The NZ Censor is not required to rate games, however if the game is likely to need a rating (say like Vice City) a private person can ask that the game be rated. Which happens quite rarely. In practice most retailers follow the Australian rating system, so if a game is R15 then they will not sell it to anyone under that age, and will often require ID to be provided (at least we did when I used to work in a games store while at college).

The statutory provisions for censorship in NZ have a two routes to censorship, the first being an objective list of obejectionable material such as necrophilia, child abuse, the second being a subjective "public injury" test. This latter test includes the phrase "injurious to the public good". What does this really mean at any one given moment in time? I think that it allows the Office of the Censor to reflect the previaling social climate, so if going through a conservative, religious period perhaps blasphemous works could be censored. Currently the prevailing opinion is quite liberal and so far as I can tell little material actually gets censored through this test. However this liberalism has the potential to change quite radically without any statutory amendment.

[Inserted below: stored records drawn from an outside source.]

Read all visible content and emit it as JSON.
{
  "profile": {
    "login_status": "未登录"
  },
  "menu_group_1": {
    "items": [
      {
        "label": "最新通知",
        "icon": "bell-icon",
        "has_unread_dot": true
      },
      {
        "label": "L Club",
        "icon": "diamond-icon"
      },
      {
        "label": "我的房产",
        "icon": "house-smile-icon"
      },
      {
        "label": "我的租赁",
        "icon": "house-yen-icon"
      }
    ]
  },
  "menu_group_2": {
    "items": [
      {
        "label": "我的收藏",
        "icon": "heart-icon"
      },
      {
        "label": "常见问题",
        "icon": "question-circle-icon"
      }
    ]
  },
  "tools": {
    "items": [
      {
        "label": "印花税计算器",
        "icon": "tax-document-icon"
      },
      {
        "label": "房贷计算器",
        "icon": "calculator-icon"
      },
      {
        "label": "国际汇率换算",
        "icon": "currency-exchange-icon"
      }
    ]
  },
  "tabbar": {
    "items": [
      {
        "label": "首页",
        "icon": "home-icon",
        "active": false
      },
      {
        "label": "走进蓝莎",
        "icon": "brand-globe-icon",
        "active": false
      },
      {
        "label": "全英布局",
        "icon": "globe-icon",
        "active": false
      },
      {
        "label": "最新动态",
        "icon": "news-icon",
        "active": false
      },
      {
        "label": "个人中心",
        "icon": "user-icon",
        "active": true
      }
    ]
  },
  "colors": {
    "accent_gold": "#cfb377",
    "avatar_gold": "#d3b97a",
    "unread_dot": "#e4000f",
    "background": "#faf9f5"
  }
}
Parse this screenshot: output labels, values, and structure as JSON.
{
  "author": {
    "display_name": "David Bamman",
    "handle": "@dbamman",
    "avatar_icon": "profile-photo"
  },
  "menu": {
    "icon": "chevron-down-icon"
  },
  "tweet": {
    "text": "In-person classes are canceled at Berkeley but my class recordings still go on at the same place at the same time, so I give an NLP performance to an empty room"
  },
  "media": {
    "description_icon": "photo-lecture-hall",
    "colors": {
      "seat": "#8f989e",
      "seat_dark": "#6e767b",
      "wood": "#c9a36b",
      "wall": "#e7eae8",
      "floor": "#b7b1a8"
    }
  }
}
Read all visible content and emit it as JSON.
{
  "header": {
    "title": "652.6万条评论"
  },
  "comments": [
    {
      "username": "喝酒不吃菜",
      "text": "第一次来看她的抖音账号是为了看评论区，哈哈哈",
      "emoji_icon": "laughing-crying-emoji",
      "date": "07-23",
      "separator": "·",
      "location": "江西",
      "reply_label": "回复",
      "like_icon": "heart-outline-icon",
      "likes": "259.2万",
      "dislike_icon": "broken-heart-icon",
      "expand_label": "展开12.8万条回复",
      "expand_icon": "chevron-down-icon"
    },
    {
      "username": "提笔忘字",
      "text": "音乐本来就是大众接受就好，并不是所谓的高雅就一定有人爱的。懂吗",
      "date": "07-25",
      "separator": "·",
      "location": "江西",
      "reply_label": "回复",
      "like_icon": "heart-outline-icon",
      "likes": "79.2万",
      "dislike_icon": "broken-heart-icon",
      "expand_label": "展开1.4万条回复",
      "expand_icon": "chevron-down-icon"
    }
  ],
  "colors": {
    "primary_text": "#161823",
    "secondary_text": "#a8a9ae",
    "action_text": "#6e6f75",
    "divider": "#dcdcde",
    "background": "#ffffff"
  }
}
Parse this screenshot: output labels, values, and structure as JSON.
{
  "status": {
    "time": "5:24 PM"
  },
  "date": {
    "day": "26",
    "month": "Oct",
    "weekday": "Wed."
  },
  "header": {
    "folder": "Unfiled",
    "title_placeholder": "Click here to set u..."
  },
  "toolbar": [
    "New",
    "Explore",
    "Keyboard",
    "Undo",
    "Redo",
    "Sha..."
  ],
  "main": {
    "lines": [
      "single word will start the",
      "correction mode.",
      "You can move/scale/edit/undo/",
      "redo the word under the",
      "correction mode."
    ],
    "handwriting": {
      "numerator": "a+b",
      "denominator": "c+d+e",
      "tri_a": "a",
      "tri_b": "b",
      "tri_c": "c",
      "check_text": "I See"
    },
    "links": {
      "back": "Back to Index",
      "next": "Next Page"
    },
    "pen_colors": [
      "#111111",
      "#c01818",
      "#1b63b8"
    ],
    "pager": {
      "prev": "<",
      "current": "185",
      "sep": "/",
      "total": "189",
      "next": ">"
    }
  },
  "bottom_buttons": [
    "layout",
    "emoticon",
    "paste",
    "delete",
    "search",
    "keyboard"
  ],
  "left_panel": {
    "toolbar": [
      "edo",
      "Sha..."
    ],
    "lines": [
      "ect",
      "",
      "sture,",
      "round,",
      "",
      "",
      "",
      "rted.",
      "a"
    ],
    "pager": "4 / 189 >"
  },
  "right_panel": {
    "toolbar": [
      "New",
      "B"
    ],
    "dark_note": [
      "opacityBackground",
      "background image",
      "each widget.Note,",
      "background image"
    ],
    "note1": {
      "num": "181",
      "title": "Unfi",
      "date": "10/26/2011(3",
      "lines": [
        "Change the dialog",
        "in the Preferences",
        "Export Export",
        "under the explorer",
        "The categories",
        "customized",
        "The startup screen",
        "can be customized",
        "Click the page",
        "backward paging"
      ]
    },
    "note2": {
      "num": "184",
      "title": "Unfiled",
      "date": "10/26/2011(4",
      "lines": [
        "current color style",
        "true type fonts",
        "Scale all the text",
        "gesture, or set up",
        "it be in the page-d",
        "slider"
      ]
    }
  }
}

Posted May 24, 2006 12:16:46 AM | link

Dirk Scheuring says:

Thomas, Habermas is considered part of the Frankfurt school? I thought you had to be an agry, disaffected Jewish emigre who simultaneously loathed the machine of American pop culture while embracing the country's freedoms and ability to kill Hitler. Hrm.

It's called "negative dialectics", and yes, it's not limited to the example you gave, but can be applied more generally.

Posted May 24, 2006 3:32:53 AM | link